Work required: Scan the data below. Pull out each line where "value" occurs.

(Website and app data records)
»»

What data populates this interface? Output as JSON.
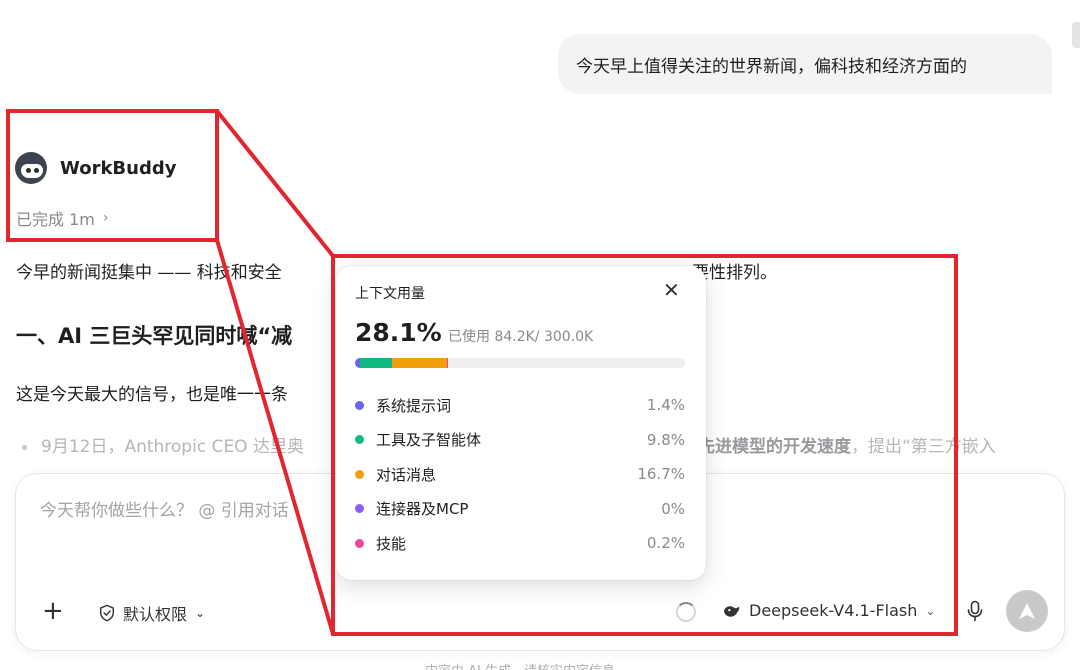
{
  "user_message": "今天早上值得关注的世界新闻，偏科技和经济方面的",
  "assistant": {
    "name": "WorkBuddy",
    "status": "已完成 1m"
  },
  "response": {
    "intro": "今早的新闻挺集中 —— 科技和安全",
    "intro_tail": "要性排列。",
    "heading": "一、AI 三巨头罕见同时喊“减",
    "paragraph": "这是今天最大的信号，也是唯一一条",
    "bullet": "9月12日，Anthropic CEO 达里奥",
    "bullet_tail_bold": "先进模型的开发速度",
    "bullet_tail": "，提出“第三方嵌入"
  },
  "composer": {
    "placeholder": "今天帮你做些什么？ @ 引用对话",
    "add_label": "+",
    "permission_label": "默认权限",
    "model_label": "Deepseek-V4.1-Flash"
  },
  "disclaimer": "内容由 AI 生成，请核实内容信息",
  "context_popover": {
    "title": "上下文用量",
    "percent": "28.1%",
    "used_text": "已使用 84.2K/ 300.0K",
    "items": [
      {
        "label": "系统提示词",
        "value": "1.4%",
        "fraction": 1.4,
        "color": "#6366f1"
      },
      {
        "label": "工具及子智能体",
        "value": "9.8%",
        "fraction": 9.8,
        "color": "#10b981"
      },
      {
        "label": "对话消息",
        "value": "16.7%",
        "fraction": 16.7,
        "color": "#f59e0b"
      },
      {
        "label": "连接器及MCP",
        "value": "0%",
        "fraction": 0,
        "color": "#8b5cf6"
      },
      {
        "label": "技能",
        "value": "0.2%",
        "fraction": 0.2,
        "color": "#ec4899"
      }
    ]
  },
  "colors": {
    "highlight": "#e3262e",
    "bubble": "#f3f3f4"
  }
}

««
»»

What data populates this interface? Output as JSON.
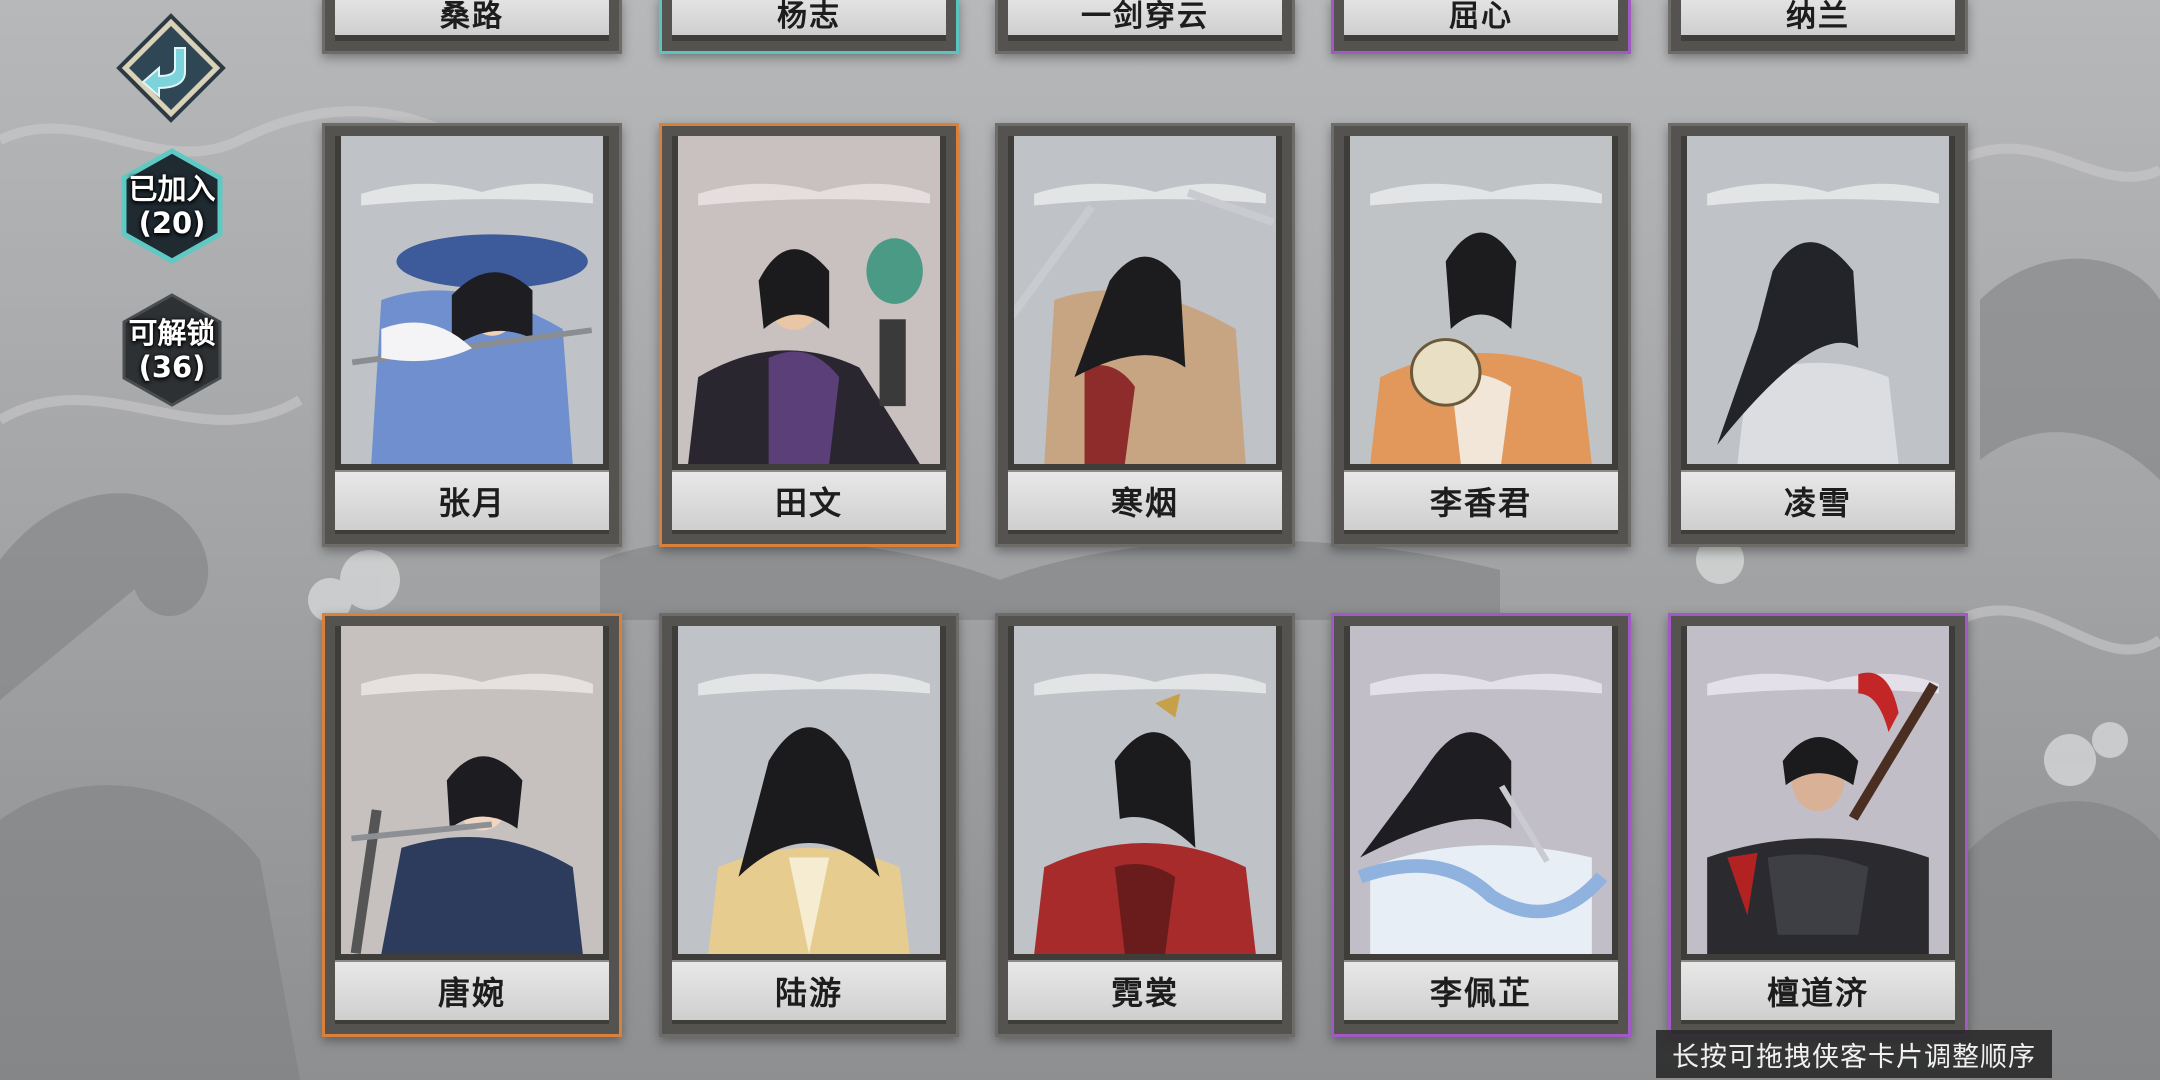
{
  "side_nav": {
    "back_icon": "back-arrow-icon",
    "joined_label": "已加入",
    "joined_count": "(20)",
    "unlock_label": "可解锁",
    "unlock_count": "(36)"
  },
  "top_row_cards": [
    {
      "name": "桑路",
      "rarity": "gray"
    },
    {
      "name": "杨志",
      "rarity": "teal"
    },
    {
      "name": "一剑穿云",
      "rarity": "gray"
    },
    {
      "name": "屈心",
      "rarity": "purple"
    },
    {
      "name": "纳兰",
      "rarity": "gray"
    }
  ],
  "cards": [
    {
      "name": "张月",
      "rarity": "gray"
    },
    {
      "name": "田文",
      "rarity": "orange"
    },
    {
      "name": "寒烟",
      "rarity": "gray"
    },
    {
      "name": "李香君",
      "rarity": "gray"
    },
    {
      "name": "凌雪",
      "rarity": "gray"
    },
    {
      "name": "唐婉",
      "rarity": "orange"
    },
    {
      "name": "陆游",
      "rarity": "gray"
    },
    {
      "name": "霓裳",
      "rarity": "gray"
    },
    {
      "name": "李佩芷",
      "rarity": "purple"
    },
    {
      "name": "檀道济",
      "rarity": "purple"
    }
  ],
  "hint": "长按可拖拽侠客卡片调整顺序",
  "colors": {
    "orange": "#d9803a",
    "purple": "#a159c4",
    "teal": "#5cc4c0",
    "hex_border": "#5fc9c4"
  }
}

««
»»

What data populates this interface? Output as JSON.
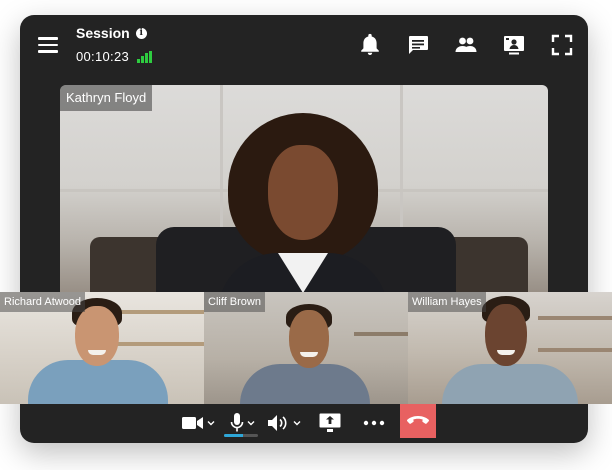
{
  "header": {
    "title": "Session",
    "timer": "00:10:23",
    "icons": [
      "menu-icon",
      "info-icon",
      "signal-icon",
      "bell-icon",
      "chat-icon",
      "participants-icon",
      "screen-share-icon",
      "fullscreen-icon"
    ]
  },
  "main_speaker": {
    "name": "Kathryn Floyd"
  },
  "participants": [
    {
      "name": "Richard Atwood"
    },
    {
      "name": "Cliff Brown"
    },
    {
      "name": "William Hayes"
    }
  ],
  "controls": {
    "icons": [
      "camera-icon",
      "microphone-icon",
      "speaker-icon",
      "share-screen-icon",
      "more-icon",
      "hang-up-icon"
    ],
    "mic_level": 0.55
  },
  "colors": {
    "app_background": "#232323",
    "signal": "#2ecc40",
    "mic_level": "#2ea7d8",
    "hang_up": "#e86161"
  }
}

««

Answer to the exercise:
        "value": "1.4%",
        "value": "9.8%",
        "value": "16.7%",
        "value": "0%",
        "value": "0.2%",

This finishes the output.